We got the required plumbing and electrical inspections, but we didn’t pass the final building inspection. Our architect came back and remeasured and refiled the revised plans. But then our plans were rejected. Why? They say we now need a state variance for the part of the air duct, which was clearly labeled on the first plans (that got a permit) because the ceiling height is too low in that area. Is this common? Can’t we just tell them we’re putting furniture under the part that sticks out? What should we do?

A. So the heating and air conditioning unit gets installed in a big empty storage space, as if nobody will ever think space is a premium and maybe the unit should be set to one side, thoughtful or sensitive to future use. Next, it’s too expensive to move, so you plan around it. Without a thought, someone builds a cage of wall studs and sheetrock around it, and you end up with this sculpture that only the boiler people and the contractor could appreciate, mostly because they got paid to create this elephant in the room, and also because they don’t have to live with it.

This is a typical snowball effect of nobody thinking this through. Next, a building official who sees this issue in very defined terms thinks, “Wow, the code says no less than 6 feet 4 inches of clearance under beams, and automatically presses the reject button. So you stew over what to do, spend money ripping out the ductwork and moving the boiler, or spend money to have a case prepared for the six-month wait to go before a hearing board in Hauppauge, just so you can hear a common-sense discussion by the board about why not just show a built-in shelf unit under the duct? and then they call the next case.

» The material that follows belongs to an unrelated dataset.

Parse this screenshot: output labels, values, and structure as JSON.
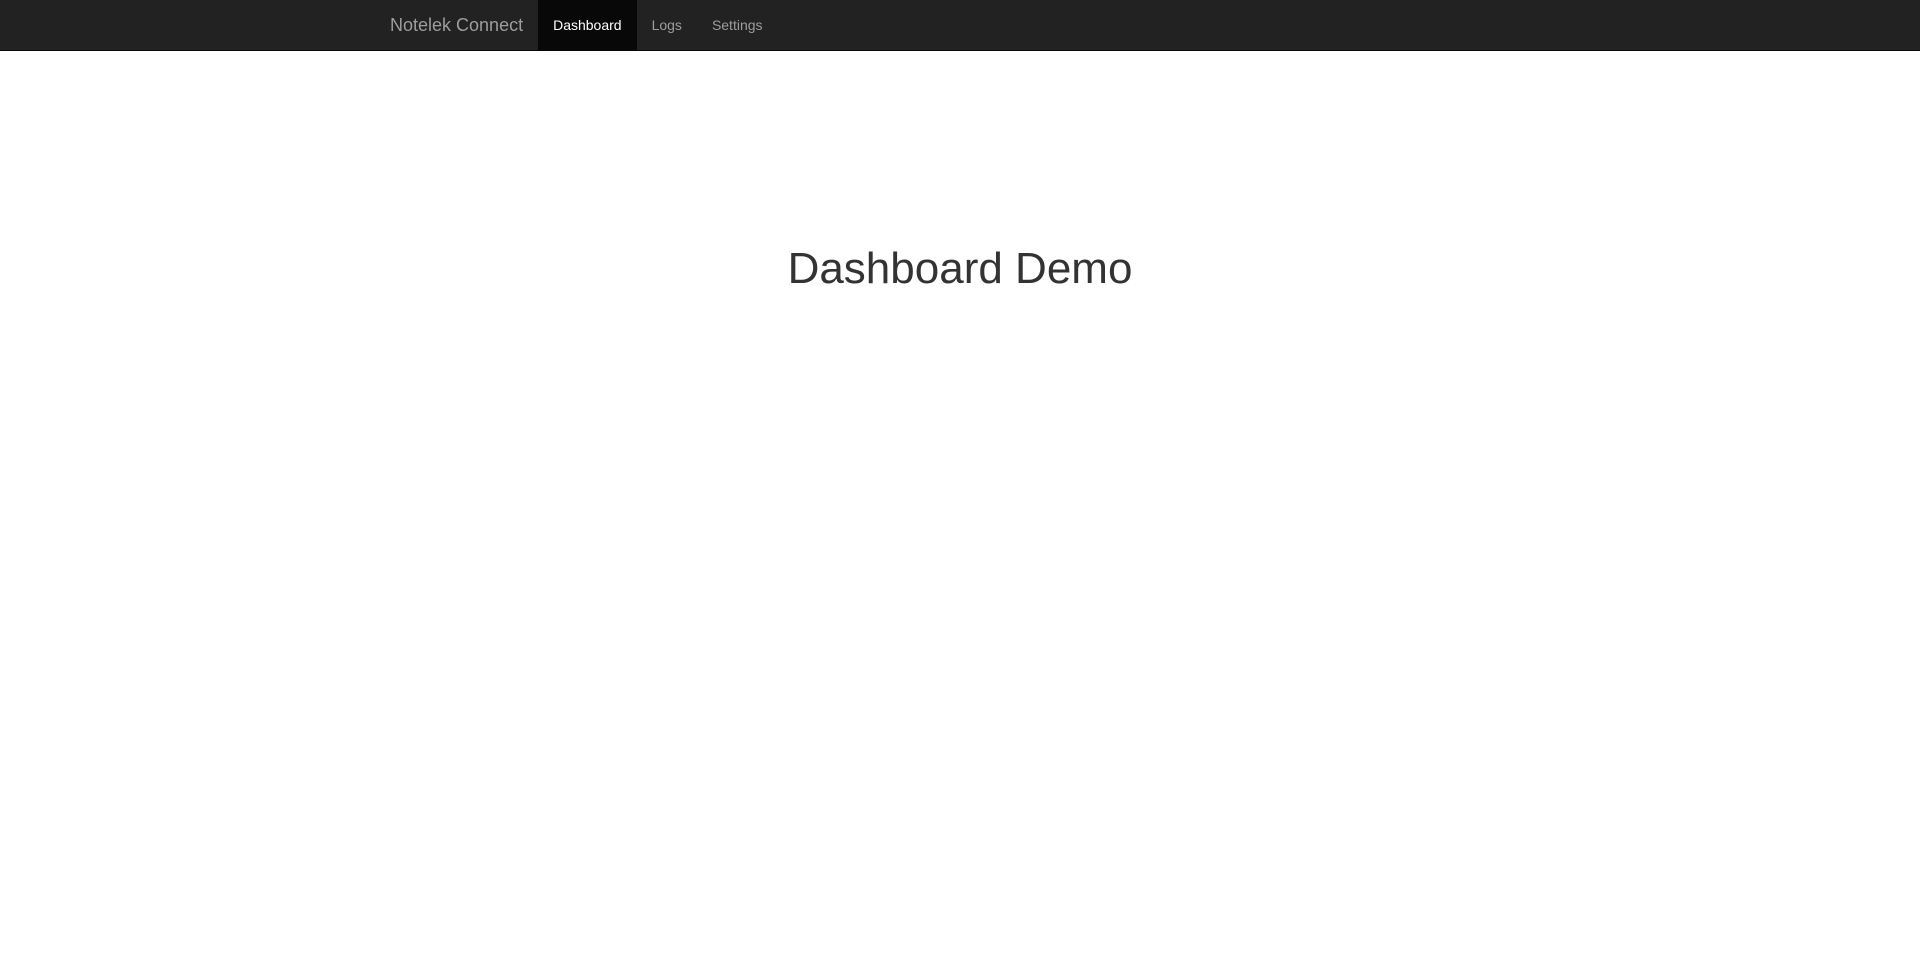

Your situation is a waste of time, a needless string of lack of thought that could have been handled with a simple communication between the person examining your plans and the architect. But that didn’t happen — because only small villages would make the call, while big towns characteristically send out various forms of rejection, sending hearts into palpitation and causing needless upset, confusion and resentment. Build a shelf unit. Good luck!

© 2020 Monte Leeper. Readers are encouraged to send questions to yourhousedr@aol.com, with “Herald question” in the subject line, or to Herald Homes, 2 Endo Blvd., Garden City, NY 11530, Attn: Monte Leeper, architect.